Preserving Cilantro & Coriander For The Long Haul
Coriander should be stored in an air tight glass jar, if possible. This will ensure long shelf life.
If you notice any moisture develop in the jar, the seeds were not yet dry in the previous steps. Be sure to allow them to continue drying before long term storage!
For cilantro, we definitely encourage harvesting and using as much as you can fresh!
We do have a couple of preferred preservation techniques for longer term storage, though!
Cilantro will take decently well to freezing. You can simply place the destemmed, washed and dried cilantro in a freezer rated ziplock bag and freeze it.
Cilantro can also be dried. We suggest hanging your plants upside down in an area with good air circulation and little light exposure. Keep them hanging until fully dried. Crush and store in an air tight glass jar.
Our more preferred method is to make herb infused ice cubes. These can be tossed into dishes for a fantastic fresh garden flavor over the winter. Here’s a few ideas:
- Straight Cilantro: 1/2 cup cilantro, blended with water to make a puree. Freeze into ice cube trays, store in a freezer bag.
- Basic Cilantro Oil: 1/2 cup cilantro + 1/4 cup olive oil + 1tbps water, well blended. Freeze into ice cube trays, store in a freezer bag.
- Garlic Cilantro Oil: 1/2 cup cilantro + 1/4 cup olive oil + 1tbps water + 1-2 diced garlic cloves, well blended. Freeze into ice cube trays, store in a freezer bag.
- Spicy Cilantro Oil: 1/2 cup cilantro + 1/4 cup olive oil + 1tbps water + 1-2 diced garlic cloves + 1/2tsp red pepper flakes, well blended. Freeze into ice cube trays, store in a freezer bag.
- Cilantro Pesto: You can substitute cilantro for basil in typical pesto recipes. We freeze into ice cube trays and store in a freezer bag.
Cilantro & Coriander In A Nutshell!
That’s pretty much all there is to it! We love our fresh and preserved cilantro/coriander harvests!
They are definitely one of our favorite herbs/spices to use in our kitchen.
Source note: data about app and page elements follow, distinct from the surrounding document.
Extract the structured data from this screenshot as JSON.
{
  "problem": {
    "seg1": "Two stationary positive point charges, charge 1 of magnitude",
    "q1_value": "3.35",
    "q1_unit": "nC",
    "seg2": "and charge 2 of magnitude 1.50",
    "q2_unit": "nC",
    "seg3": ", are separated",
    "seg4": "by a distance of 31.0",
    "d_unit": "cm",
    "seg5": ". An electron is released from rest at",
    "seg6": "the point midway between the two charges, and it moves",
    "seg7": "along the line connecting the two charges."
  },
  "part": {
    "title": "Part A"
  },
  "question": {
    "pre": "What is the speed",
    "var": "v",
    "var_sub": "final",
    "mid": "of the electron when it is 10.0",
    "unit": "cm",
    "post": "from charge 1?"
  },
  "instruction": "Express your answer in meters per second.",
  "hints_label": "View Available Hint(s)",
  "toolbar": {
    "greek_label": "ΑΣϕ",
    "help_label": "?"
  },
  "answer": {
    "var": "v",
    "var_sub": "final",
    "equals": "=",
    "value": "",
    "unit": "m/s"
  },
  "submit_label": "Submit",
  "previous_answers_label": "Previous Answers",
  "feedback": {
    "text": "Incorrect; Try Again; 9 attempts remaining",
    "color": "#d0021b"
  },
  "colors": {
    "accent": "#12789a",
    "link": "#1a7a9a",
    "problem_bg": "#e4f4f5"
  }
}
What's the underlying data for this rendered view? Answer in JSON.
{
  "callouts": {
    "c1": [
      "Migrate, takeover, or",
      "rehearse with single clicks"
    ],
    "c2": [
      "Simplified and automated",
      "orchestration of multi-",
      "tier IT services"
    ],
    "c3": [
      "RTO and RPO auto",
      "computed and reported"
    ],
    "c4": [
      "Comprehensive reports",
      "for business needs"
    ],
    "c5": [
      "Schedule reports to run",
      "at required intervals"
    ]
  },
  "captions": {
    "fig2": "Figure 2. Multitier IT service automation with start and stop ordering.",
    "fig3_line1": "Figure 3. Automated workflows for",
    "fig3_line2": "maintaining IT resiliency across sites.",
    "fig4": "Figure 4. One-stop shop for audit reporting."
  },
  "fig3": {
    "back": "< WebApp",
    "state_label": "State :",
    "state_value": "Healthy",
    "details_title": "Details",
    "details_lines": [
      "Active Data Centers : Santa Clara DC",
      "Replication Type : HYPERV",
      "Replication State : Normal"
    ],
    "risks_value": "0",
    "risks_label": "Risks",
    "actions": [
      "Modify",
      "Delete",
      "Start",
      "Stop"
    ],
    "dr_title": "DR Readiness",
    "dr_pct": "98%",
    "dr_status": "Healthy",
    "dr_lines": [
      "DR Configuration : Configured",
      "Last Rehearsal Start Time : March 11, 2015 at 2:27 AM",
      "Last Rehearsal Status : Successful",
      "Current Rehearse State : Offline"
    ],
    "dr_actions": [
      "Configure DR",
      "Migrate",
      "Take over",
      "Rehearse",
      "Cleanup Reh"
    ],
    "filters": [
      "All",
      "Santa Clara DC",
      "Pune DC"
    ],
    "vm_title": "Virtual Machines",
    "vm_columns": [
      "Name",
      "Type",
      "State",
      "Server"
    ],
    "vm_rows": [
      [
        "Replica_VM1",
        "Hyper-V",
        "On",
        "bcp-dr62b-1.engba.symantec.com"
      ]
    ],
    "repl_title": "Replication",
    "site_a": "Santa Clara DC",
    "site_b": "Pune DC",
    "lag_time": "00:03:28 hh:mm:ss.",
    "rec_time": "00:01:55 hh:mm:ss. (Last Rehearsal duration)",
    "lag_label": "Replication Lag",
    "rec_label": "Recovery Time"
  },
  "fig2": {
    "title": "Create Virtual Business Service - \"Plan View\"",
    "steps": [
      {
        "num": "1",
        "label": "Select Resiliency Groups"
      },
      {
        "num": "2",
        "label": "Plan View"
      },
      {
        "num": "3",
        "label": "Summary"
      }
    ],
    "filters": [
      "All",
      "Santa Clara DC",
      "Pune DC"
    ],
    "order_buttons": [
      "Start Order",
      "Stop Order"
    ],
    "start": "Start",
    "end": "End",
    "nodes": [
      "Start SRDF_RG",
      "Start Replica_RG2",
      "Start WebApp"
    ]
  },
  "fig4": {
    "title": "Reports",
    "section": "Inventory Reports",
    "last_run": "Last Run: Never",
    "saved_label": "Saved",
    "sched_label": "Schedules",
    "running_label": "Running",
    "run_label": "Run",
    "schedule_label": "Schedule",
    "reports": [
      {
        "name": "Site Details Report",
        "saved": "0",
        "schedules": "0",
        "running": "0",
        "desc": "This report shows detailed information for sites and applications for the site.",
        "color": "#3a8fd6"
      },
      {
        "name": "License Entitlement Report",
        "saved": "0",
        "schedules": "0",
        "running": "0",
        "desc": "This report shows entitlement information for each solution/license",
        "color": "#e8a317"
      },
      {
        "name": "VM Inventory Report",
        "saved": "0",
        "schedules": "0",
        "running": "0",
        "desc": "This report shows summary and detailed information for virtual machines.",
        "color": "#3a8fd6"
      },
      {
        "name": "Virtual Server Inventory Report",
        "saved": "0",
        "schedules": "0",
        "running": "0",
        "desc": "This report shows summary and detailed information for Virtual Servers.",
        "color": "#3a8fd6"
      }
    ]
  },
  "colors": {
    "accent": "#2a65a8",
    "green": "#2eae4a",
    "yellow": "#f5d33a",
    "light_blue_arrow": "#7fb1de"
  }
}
A homegrown harvest is a valuable addition to the northern garden.
As always, if you have any comments, thoughts, ideas or anything else to add, we encourage you to slap a comment down below!